Task description
Each entry that follows is to be retyped exactly. Pictures do not belong in the copy.

■ ■ ■ ■ ■ ■ ■

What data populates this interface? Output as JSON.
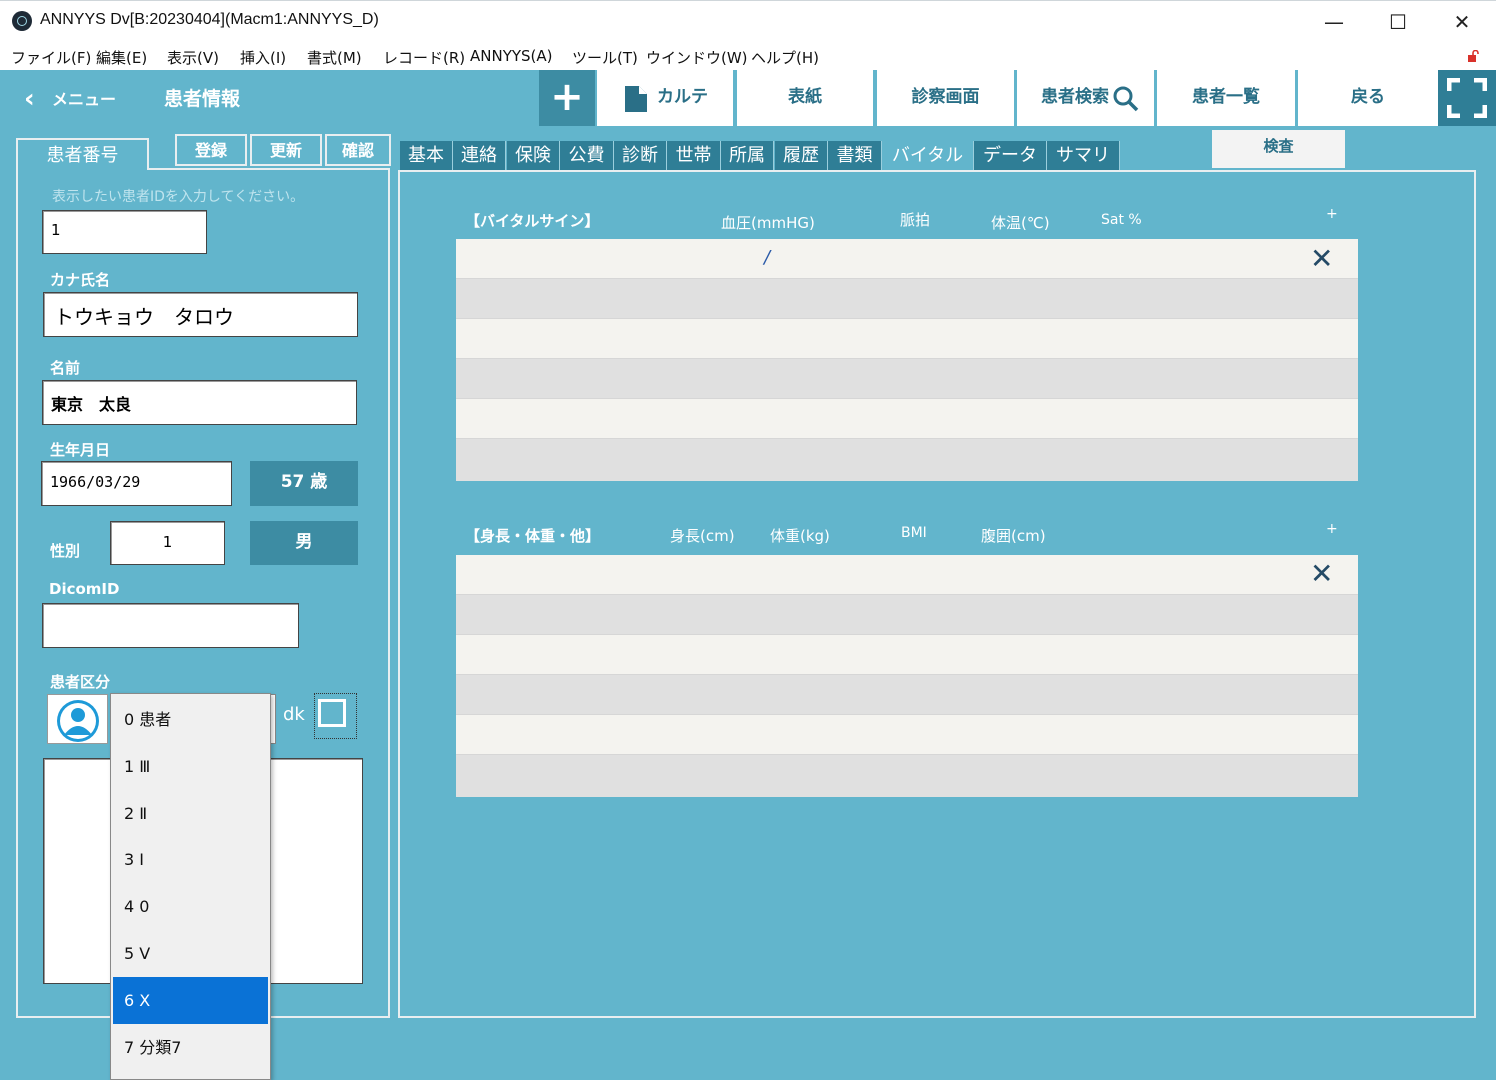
{
  "window": {
    "title": "ANNYYS Dv[B:20230404](Macm1:ANNYYS_D)",
    "minimize": "—",
    "maximize": "☐",
    "close": "✕"
  },
  "menu": [
    "ファイル(F)",
    "編集(E)",
    "表示(V)",
    "挿入(I)",
    "書式(M)",
    "レコード(R)",
    "ANNYYS(A)",
    "ツール(T)",
    "ウインドウ(W)",
    "ヘルプ(H)"
  ],
  "header": {
    "back_chevron": "‹",
    "menu_label": "メニュー",
    "page_title": "患者情報",
    "add": "+",
    "buttons": {
      "karte": "カルテ",
      "cover": "表紙",
      "exam_screen": "診察画面",
      "patient_search": "患者検索",
      "patient_list": "患者一覧",
      "back": "戻る"
    }
  },
  "left": {
    "patient_no_tab": "患者番号",
    "register": "登録",
    "update": "更新",
    "confirm": "確認",
    "hint": "表示したい患者IDを入力してください。",
    "patient_id": "1",
    "kana_label": "カナ氏名",
    "kana_value": "トウキョウ　タロウ",
    "name_label": "名前",
    "name_value": "東京　太良",
    "dob_label": "生年月日",
    "dob_value": "1966/03/29",
    "age": "57 歳",
    "sex_label": "性別",
    "sex_code": "1",
    "sex_value": "男",
    "dicom_label": "DicomID",
    "dicom_value": "",
    "category_label": "患者区分",
    "dk_label": "dk"
  },
  "tabs": [
    "基本",
    "連絡",
    "保険",
    "公費",
    "診断",
    "世帯",
    "所属",
    "履歴",
    "書類",
    "バイタル",
    "データ",
    "サマリ"
  ],
  "active_tab": "バイタル",
  "exam_tab": "検査",
  "vitals": {
    "section_title": "【バイタルサイン】",
    "columns": [
      "血圧(mmHG)",
      "脈拍",
      "体温(℃)",
      "Sat %"
    ],
    "add": "+",
    "bp_separator": "/",
    "delete": "✕"
  },
  "body": {
    "section_title": "【身長・体重・他】",
    "columns": [
      "身長(cm)",
      "体重(kg)",
      "BMI",
      "腹囲(cm)"
    ],
    "add": "+",
    "delete": "✕"
  },
  "dropdown": {
    "options": [
      "0 患者",
      "1 Ⅲ",
      "2 Ⅱ",
      "3 Ⅰ",
      "4 0",
      "5 Ⅴ",
      "6 Ⅹ",
      "7 分類7"
    ],
    "selected_index": 6
  },
  "colors": {
    "accent": "#62b5cc",
    "dark_accent": "#2f7e96",
    "selection": "#0a72d6"
  }
}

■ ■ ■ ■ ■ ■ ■

Task solution
What data populates this interface? Output as JSON.
{
  "window": {
    "title": "ANNYYS Dv[B:20230404](Macm1:ANNYYS_D)",
    "minimize": "—",
    "maximize": "☐",
    "close": "✕"
  },
  "menu": [
    "ファイル(F)",
    "編集(E)",
    "表示(V)",
    "挿入(I)",
    "書式(M)",
    "レコード(R)",
    "ANNYYS(A)",
    "ツール(T)",
    "ウインドウ(W)",
    "ヘルプ(H)"
  ],
  "header": {
    "back_chevron": "‹",
    "menu_label": "メニュー",
    "page_title": "患者情報",
    "add": "+",
    "buttons": {
      "karte": "カルテ",
      "cover": "表紙",
      "exam_screen": "診察画面",
      "patient_search": "患者検索",
      "patient_list": "患者一覧",
      "back": "戻る"
    }
  },
  "left": {
    "patient_no_tab": "患者番号",
    "register": "登録",
    "update": "更新",
    "confirm": "確認",
    "hint": "表示したい患者IDを入力してください。",
    "patient_id": "1",
    "kana_label": "カナ氏名",
    "kana_value": "トウキョウ　タロウ",
    "name_label": "名前",
    "name_value": "東京　太良",
    "dob_label": "生年月日",
    "dob_value": "1966/03/29",
    "age": "57 歳",
    "sex_label": "性別",
    "sex_code": "1",
    "sex_value": "男",
    "dicom_label": "DicomID",
    "dicom_value": "",
    "category_label": "患者区分",
    "dk_label": "dk"
  },
  "tabs": [
    "基本",
    "連絡",
    "保険",
    "公費",
    "診断",
    "世帯",
    "所属",
    "履歴",
    "書類",
    "バイタル",
    "データ",
    "サマリ"
  ],
  "active_tab": "バイタル",
  "exam_tab": "検査",
  "vitals": {
    "section_title": "【バイタルサイン】",
    "columns": [
      "血圧(mmHG)",
      "脈拍",
      "体温(℃)",
      "Sat %"
    ],
    "add": "+",
    "bp_separator": "/",
    "delete": "✕"
  },
  "body": {
    "section_title": "【身長・体重・他】",
    "columns": [
      "身長(cm)",
      "体重(kg)",
      "BMI",
      "腹囲(cm)"
    ],
    "add": "+",
    "delete": "✕"
  },
  "dropdown": {
    "options": [
      "0 患者",
      "1 Ⅲ",
      "2 Ⅱ",
      "3 Ⅰ",
      "4 0",
      "5 Ⅴ",
      "6 Ⅹ",
      "7 分類7"
    ],
    "selected_index": 6
  },
  "colors": {
    "accent": "#62b5cc",
    "dark_accent": "#2f7e96",
    "selection": "#0a72d6"
  }
}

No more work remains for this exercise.